*** Opening of Extracted records ***

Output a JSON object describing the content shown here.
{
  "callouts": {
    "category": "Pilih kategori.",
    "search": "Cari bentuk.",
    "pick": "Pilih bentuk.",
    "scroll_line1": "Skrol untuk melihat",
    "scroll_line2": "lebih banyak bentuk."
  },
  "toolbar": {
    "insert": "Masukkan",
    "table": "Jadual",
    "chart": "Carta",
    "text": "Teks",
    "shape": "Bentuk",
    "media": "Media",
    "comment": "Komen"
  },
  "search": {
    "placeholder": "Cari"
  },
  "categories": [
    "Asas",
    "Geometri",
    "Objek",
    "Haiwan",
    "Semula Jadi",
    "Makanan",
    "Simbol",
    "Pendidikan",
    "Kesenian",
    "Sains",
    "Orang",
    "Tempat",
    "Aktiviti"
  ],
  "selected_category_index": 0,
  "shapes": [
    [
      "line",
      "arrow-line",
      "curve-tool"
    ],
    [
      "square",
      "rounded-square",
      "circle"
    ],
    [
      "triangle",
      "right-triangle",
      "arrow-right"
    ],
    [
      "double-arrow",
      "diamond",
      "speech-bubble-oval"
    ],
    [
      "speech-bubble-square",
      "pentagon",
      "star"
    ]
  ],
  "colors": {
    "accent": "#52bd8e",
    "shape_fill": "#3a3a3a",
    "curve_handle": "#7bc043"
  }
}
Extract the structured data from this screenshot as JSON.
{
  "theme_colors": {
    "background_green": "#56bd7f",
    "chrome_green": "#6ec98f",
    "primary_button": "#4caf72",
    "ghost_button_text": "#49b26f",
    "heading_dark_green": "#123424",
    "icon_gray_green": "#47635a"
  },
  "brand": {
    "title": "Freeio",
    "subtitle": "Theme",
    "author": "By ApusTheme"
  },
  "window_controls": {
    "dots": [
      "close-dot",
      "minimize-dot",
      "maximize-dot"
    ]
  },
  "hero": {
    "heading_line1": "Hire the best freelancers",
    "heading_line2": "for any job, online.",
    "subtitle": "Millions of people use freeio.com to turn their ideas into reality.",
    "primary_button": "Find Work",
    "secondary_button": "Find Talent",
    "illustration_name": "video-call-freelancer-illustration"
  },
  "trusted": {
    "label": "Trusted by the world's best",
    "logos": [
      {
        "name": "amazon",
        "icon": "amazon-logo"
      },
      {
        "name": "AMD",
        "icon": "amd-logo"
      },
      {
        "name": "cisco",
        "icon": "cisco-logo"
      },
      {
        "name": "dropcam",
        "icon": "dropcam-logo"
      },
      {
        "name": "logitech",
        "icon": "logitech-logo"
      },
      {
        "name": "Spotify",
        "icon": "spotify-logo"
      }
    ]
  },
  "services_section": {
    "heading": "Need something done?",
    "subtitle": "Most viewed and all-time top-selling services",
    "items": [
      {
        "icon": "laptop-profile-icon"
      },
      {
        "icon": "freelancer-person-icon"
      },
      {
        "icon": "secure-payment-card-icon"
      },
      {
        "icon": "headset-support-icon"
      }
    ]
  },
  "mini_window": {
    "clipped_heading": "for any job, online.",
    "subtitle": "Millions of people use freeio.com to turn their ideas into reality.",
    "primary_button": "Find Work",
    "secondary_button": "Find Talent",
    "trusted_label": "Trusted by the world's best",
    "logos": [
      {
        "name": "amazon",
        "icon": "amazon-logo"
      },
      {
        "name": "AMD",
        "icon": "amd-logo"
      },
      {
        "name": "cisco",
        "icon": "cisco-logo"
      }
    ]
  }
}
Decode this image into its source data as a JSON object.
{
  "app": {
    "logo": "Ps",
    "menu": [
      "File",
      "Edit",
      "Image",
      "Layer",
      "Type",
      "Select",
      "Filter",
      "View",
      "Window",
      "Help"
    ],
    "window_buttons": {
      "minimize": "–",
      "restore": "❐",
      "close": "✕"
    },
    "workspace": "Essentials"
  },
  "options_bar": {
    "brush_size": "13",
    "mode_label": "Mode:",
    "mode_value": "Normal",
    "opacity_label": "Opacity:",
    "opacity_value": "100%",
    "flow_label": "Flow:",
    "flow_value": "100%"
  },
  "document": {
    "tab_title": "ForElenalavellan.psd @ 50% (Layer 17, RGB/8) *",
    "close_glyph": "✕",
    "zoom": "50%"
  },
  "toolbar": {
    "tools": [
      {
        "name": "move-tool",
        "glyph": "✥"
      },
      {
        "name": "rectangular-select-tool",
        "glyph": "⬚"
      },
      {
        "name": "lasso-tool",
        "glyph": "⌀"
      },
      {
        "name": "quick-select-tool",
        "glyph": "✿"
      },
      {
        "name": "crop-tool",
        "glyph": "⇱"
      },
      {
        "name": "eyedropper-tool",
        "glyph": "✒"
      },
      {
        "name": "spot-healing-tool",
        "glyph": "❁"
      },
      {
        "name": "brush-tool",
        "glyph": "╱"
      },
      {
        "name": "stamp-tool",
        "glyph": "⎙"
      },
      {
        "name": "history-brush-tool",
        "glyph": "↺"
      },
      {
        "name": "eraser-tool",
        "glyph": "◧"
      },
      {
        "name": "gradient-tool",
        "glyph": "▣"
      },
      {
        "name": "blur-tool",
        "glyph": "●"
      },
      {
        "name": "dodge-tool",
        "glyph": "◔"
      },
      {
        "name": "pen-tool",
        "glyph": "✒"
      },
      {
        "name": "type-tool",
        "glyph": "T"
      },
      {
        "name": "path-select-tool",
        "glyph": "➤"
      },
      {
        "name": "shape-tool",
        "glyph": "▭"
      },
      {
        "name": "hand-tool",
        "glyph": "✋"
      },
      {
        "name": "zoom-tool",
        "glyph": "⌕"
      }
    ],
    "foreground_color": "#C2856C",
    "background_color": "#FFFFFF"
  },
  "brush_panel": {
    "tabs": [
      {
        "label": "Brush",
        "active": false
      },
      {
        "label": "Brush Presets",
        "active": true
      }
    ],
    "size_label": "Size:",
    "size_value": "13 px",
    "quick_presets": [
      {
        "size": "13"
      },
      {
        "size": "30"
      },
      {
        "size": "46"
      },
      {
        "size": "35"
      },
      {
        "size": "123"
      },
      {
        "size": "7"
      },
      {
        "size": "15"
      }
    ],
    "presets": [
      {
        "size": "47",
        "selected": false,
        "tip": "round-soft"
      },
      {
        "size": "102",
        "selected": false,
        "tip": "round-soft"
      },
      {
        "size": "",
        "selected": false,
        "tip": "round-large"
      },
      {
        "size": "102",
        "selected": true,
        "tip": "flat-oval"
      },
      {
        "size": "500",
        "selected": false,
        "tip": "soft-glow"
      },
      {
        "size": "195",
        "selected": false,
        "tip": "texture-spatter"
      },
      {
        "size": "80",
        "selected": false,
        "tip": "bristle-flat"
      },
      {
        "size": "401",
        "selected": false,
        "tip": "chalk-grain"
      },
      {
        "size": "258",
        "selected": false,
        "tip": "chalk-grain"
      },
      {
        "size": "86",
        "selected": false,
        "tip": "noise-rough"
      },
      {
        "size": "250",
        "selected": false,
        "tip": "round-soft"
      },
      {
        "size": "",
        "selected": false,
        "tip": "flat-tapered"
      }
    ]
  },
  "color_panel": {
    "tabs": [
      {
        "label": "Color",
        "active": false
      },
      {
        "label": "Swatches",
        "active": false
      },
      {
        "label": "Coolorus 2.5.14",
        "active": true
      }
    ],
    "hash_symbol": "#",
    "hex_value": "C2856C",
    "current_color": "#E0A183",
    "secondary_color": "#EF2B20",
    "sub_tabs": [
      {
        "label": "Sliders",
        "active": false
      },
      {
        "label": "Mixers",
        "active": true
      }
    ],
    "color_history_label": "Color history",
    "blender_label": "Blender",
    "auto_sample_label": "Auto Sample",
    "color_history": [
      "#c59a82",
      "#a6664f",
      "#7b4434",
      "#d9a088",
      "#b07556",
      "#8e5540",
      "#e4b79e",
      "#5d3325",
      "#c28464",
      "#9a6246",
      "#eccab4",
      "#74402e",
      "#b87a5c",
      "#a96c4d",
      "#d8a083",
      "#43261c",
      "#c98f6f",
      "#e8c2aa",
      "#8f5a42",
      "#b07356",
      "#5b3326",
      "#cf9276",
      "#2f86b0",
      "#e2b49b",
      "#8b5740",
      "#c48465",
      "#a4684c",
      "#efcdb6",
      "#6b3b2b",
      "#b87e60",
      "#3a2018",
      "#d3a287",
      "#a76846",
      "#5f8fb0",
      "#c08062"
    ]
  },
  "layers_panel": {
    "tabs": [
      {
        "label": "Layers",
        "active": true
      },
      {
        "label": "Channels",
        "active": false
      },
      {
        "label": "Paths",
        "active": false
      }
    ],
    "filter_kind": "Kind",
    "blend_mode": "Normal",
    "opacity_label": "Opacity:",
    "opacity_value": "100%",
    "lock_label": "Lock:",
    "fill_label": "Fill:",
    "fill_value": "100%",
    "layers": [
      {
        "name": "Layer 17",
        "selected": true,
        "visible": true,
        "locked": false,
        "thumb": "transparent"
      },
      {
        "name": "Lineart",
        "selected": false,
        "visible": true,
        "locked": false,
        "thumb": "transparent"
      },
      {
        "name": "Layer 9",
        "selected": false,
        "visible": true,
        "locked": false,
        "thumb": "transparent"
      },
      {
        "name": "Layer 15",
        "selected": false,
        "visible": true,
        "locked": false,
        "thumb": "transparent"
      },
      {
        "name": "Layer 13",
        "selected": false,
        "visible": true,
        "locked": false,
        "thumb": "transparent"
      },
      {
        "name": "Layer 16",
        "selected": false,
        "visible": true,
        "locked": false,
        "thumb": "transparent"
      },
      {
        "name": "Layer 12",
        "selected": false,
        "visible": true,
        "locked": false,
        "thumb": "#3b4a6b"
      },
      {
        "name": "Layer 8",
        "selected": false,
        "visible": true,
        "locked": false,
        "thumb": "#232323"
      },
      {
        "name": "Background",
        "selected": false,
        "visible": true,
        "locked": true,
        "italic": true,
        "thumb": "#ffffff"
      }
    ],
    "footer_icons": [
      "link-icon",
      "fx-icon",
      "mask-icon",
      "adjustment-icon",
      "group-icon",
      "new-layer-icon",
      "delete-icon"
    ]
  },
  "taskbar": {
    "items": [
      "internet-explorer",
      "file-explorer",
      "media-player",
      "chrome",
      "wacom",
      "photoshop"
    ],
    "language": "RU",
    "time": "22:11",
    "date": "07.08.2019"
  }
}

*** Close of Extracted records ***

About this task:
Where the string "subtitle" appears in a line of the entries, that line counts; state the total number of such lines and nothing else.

Reply:
4